Review: It’s All in the Family

Press Room contributor Bridget Lutherborrow reviews Saturday evening’s panel, It’s All in the Family, with Zoya Patel, Giselle Nguyen, Roz Bellamy, and Lachlan Brown. (Photo  by Bri Lee)

It can be difficult for any kind of writer to juggle the content of their work with the expectations of their nearest and dearest. Sometimes the person on the page – even if you’re not writing about yourself – is not the person you want certain people to see. But fiction writers have imagination to hide behind. It can be a lot more confronting when you’re straight up writing about your family, which is what this panel’s all about.   

Zoya Patel completely nails her hosting role. The other panellists are fantastic too, but it’s her focus and tenacity as a moderator that helps them shine. The conversation is so incredibly even, not just in terms of speaking time, but in terms of perspective and contribution – every single one of them has something unique and interesting to add to the discussion. It helps that the panel is diverse, with families from a range of backgrounds. A lot of discussion centres around race, cultural differences between parents and children. Diversity improves this panel so visibly, without explicitly being its focus.

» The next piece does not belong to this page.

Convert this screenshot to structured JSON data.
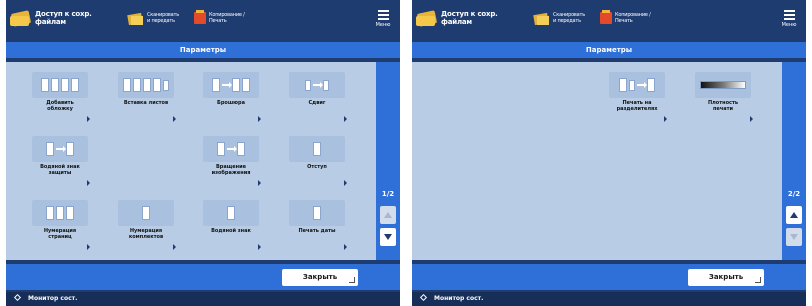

The panel face varying degrees of acceptance from their families. Zoya Patel has suffered some estrangement from her family, and although they speak to her now, they’re very much unsupportive of her writing. In Indian culture, she says, people don’t share their difficulties and short-fallings. On the flip side poet Lachlan Brown – who is currently writing about his grandmother’s hoarding – shares how his mother enjoys his writing, finding it therapeutic. He admits that it’s difficult to write about his family and be respectful of each individual, because everyone is seeing everyone else in different ways, everyone is hanging shit on everyone else in different ways – the goal is just to represent that complexity.  

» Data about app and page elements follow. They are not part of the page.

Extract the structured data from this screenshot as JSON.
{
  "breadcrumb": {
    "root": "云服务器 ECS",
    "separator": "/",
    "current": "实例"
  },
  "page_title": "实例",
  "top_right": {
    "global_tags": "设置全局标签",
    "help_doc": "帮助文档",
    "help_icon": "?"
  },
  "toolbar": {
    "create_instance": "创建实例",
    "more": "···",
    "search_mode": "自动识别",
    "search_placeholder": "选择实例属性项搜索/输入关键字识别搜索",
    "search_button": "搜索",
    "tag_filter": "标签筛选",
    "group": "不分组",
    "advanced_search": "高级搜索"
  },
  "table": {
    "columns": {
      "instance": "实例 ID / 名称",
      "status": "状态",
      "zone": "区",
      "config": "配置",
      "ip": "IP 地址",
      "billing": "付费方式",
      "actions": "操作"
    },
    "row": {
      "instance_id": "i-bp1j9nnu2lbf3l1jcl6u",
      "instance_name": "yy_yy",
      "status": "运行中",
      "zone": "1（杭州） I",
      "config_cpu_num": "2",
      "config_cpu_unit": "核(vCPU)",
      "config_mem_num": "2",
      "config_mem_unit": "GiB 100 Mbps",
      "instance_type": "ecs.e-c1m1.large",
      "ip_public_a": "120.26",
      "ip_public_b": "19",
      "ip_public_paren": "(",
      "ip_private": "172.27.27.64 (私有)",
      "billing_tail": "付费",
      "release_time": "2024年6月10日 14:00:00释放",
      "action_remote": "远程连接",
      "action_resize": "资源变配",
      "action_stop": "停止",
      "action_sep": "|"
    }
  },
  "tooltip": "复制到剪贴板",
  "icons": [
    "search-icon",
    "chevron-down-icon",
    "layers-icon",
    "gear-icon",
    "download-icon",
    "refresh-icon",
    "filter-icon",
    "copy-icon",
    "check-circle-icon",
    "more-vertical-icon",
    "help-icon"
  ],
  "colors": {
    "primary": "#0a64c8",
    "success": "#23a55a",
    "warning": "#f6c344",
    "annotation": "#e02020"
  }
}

When the panel are asked if all memoir comes back to family, Giselle Nguyen admits that, at least for her, it does. “I was raised the way I was raised, because they were raised the way they were raised,” she notes. And this is a defining part of how she moves through the world. Giselle says she writes about her family because sometimes she struggles to connect the difficult times her family faced when making a new life in Australian – which was before she came along, but still impacted her upbringing. Writing helps her connect to that.

Roz Bellamy found it beneficial to let some time pass before writing about the tough times with her family and her partner’s. Now that things have improved she can put something out into the world with more confidence that her relationships are strong enough to survive it. On the flip side, both Roz and Zoya agree, writing about family tension can be a huge block when things are good.

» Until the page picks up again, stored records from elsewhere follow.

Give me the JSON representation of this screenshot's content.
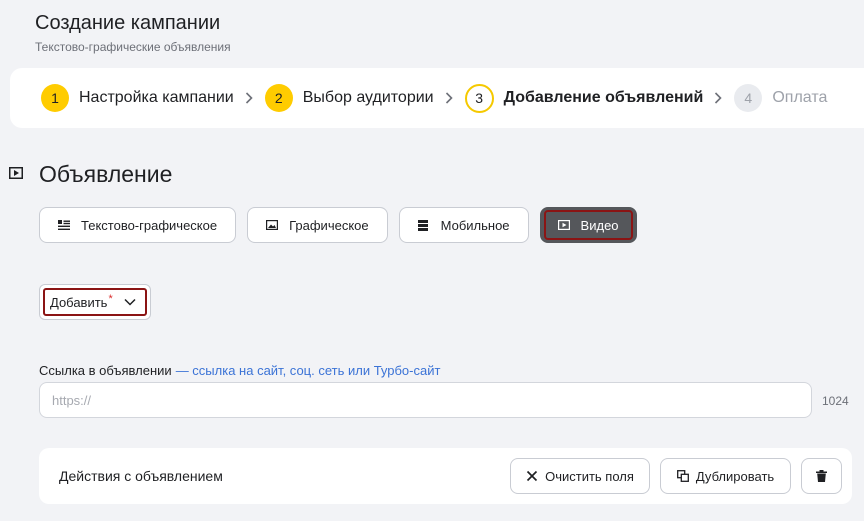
{
  "header": {
    "title": "Создание кампании",
    "subtitle": "Текстово-графические объявления"
  },
  "stepper": {
    "steps": [
      {
        "num": "1",
        "label": "Настройка кампании",
        "state": "done"
      },
      {
        "num": "2",
        "label": "Выбор аудитории",
        "state": "done"
      },
      {
        "num": "3",
        "label": "Добавление объявлений",
        "state": "current"
      },
      {
        "num": "4",
        "label": "Оплата",
        "state": "future"
      }
    ]
  },
  "ad_section": {
    "title": "Объявление",
    "icon": "play-square-icon",
    "types": [
      {
        "label": "Текстово-графическое",
        "icon": "text-image-icon",
        "active": false
      },
      {
        "label": "Графическое",
        "icon": "image-icon",
        "active": false
      },
      {
        "label": "Мобильное",
        "icon": "mobile-icon",
        "active": false
      },
      {
        "label": "Видео",
        "icon": "video-icon",
        "active": true
      }
    ],
    "add_dropdown": {
      "label": "Добавить",
      "required_mark": "*"
    }
  },
  "link_field": {
    "label": "Ссылка в объявлении",
    "hint": "— ссылка на сайт, соц. сеть или Турбо-сайт",
    "placeholder": "https://",
    "value": "",
    "char_limit": "1024"
  },
  "actions": {
    "title": "Действия с объявлением",
    "clear_label": "Очистить поля",
    "duplicate_label": "Дублировать",
    "delete_icon": "trash-icon"
  },
  "colors": {
    "accent": "#ffcc00",
    "active_tab_bg": "#55575b",
    "highlight_border": "#8b1414",
    "link": "#3b73d6"
  }
}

The panel discuss the ethics of telling stories about family members they might not want to have told. Someone from the audience asks if it’s the relationships the panellists want to preserve or if it’s a matter of respect – “Would it matter if they were dead?” Giselle notes that her father is a celebrity within his community and so any fallout goes further than her own relationships, while Zoya is very much about maintaining some semblance of peace. “These thing happened to me, so surely I have a right to tell them,” she says. Wrapping up, someone asks if it’s worth it. There’s so much trauma and fraughtness in writing about family, are there any positives? Lachlan’s answer is obvious – fidelity to his mother, representing her story in a way she was never able to, is so valuable. But Giselle sums it up best by turning attention to the reader. These fraught family narratives might help someone else through who is feeling alienated from their family or they might show society something relevant about acceptance. We need these stories, she says, even if they are hard to tell.